If you’re a young worker with a mining job and a big salary, it is likely you’ve not given much thought to your eventual retirement.
But that’s not a phenomenon restricted to the young. Regardless of age, many of us are guilty of not thinking ahead in our financial planning. We live in a safe country, the mining industry in Australia has great employment opportunities, there’s an old-age pension, and most of us think that the system will look after us.
But what if it doesn’t? The rules are already changing.
Hooray for a shorter retirement
On 1 July 2023 the retirement age in Australia was pushed back. For those born after 1 January 1957, you’ve had an extra six months added to your working life. Meaning you are expected to work until age 67.

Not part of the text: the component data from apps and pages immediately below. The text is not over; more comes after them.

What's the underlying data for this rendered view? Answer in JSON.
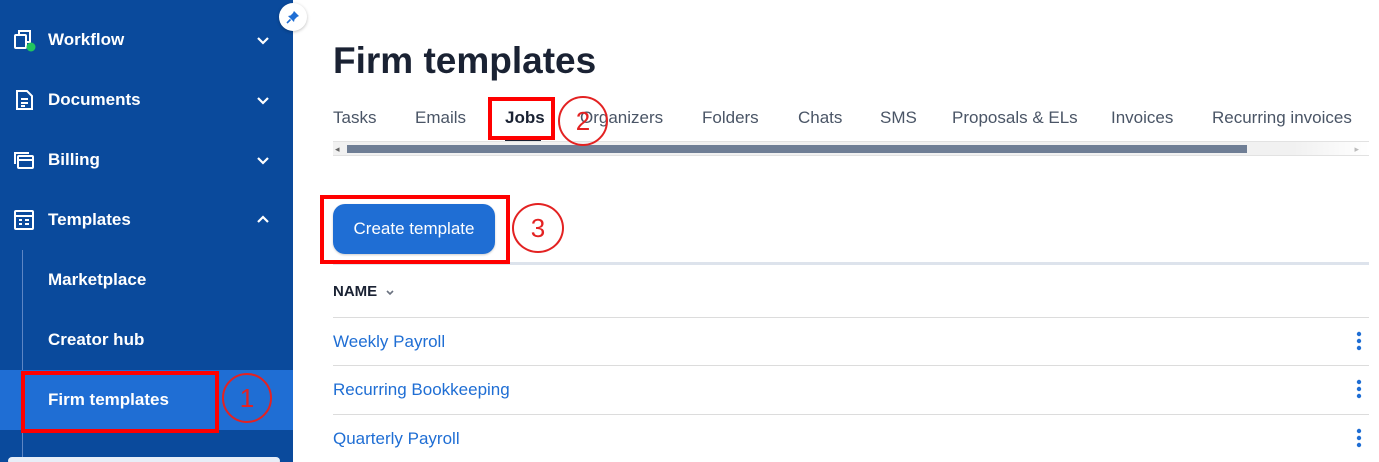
{
  "sidebar": {
    "items": [
      {
        "label": "Workflow",
        "icon": "workflow-icon",
        "chevron": "down"
      },
      {
        "label": "Documents",
        "icon": "document-icon",
        "chevron": "down"
      },
      {
        "label": "Billing",
        "icon": "billing-icon",
        "chevron": "down"
      },
      {
        "label": "Templates",
        "icon": "templates-icon",
        "chevron": "up"
      }
    ],
    "subitems": [
      {
        "label": "Marketplace"
      },
      {
        "label": "Creator hub"
      },
      {
        "label": "Firm templates",
        "active": true
      }
    ],
    "background_color": "#0a4a9c",
    "active_color": "#1f6ed4"
  },
  "page": {
    "title": "Firm templates"
  },
  "tabs": [
    {
      "label": "Tasks"
    },
    {
      "label": "Emails"
    },
    {
      "label": "Jobs",
      "active": true
    },
    {
      "label": "Organizers"
    },
    {
      "label": "Folders"
    },
    {
      "label": "Chats"
    },
    {
      "label": "SMS"
    },
    {
      "label": "Proposals & ELs"
    },
    {
      "label": "Invoices"
    },
    {
      "label": "Recurring invoices"
    }
  ],
  "create_button": {
    "label": "Create template"
  },
  "table": {
    "column_header": "NAME",
    "rows": [
      {
        "name": "Weekly Payroll"
      },
      {
        "name": "Recurring Bookkeeping"
      },
      {
        "name": "Quarterly Payroll"
      }
    ]
  },
  "annotations": [
    {
      "number": "1"
    },
    {
      "number": "2"
    },
    {
      "number": "3"
    }
  ],
  "colors": {
    "accent": "#1f6ed4",
    "link": "#1f6ed4",
    "annotation": "#ff0000",
    "status_dot": "#22c55e"
  }
}
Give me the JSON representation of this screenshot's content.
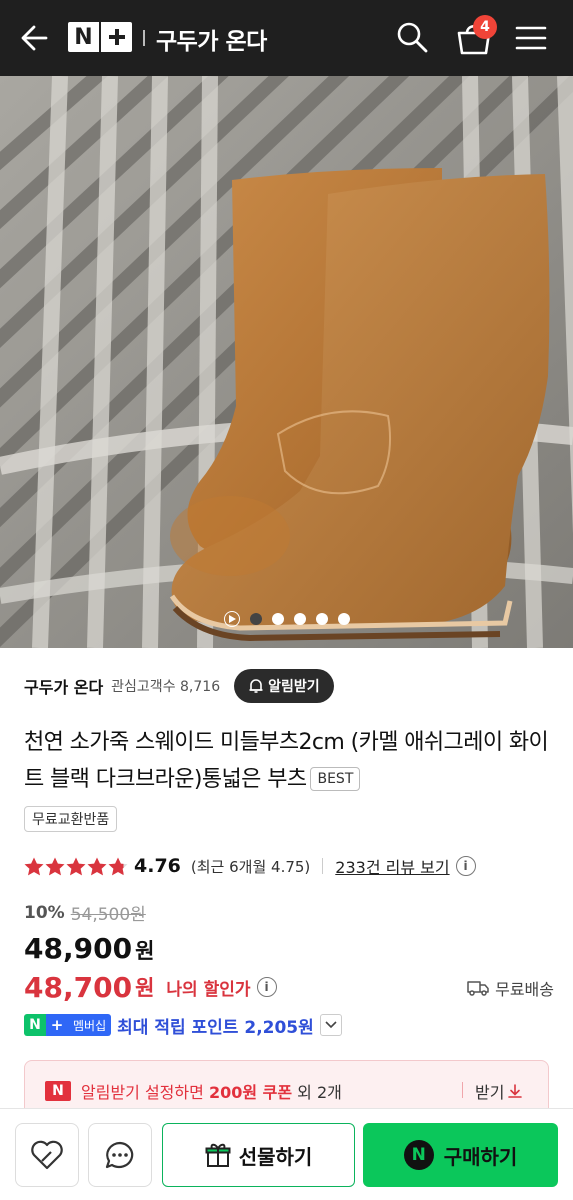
{
  "header": {
    "logo_letter": "N",
    "store_title": "구두가 온다",
    "cart_count": "4"
  },
  "gallery": {
    "slide_count": 6,
    "active_index": 1
  },
  "store": {
    "name": "구두가 온다",
    "fans": "관심고객수 8,716",
    "notify_label": "알림받기"
  },
  "product": {
    "title": "천연 소가죽 스웨이드 미들부츠2cm (카멜 애쉬그레이 화이트 블랙 다크브라운)통넓은 부츠",
    "badge": "BEST",
    "exchange_tag": "무료교환반품"
  },
  "rating": {
    "value": "4.76",
    "stars": 4.76,
    "recent": "(최근 6개월 4.75)",
    "reviews_link": "233건 리뷰 보기",
    "info": "i"
  },
  "price": {
    "discount": "10%",
    "original": "54,500원",
    "sale": "48,900",
    "sale_unit": "원",
    "my_price": "48,700",
    "my_unit": "원",
    "my_label": "나의 할인가",
    "shipping": "무료배송"
  },
  "points": {
    "badge_n": "N",
    "badge_plus": "+",
    "badge_member": "멤버십",
    "text": "최대 적립 포인트 2,205원"
  },
  "coupon": {
    "icon_letter": "N",
    "prefix": "알림받기 설정하면 ",
    "amount": "200원 쿠폰",
    "suffix": " 외 2개",
    "get_label": "받기"
  },
  "bottom": {
    "gift_label": "선물하기",
    "buy_letter": "N",
    "buy_label": "구매하기"
  },
  "colors": {
    "header_bg": "#1f1f1f",
    "accent_red": "#d9343e",
    "naver_green": "#0bc75b",
    "membership_blue": "#2f67f6"
  }
}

The retirement age used to be 65 and attempts to take the retirement age to 70 a few years ago were quashed in the Senate. But the concerning reality is that now that the idea is out there, it’s likely to surface again. It’s time to take retirement planning seriously so that you are best set up for whatever the future holds.
Planning ahead for retirement
Now, we are certainly not financial advisers, but we do work with people in their careers day in and day out. We have many conversations on the topic of retirement, which usually end with admissions of regret for not planning ahead. Obviously, you should speak to a professional, but here are some of the sorts of things you’ll need to talk to them about:
- What kind of lifestyle do you want for your retirement?
- How much is that lifestyle going to cost?
- Will your current super contributions and retirement savings accommodate the lifestyle you want in your retirement?
- If the answer to that last question is “no”, then you need to think about how you’re going to cover the costs of your retirement lifestyle.
Life admin to help you get clarity
Dealing with retirement planning can be paralysing. With more than $16 billion estimated to be floating about in unclaimed super, it is frighteningly apparent that Aussies aren’t cleaning up their financial loose ends.
RELATED: Financial tips for FIFO workers
Here are four housekeeping tips to help you get clarity on your super and retirement fund situation.
- Supply your TFN to your super fund
If your super fund doesn’t have your TFN, your concessional (before-tax) contributions are hit with penalty tax, and you won’t be permitted to make non-concessional (after-tax) contributions. You will also be excluded from the co-contribution scheme.
- Combine your super accounts
Combining super accounts not only forces you to track down any lost super, but it can save you thousands in fees.
- Complete SuperGuide’s steps to super success
These steps start with the basics and work you through the main points you need to consider for all things superannuation, for any age.
- Consider additional contributions
Consider making concessional (before-tax) or non-concessional (after-tax) contributions. Your income will determine whether you make after-tax or before-tax contributions. Concessional contributions may be an attractive option if you pay more than 15 cents in the dollar tax, or if you want to offset a large capital gains tax bill. The annual non-concessional contributions cap is $110,000 for the 2023/2024 year.
Does the thought of working in your present job until retirement age fill you with dread? Maybe it’s time to find a mining job you enjoy, instead?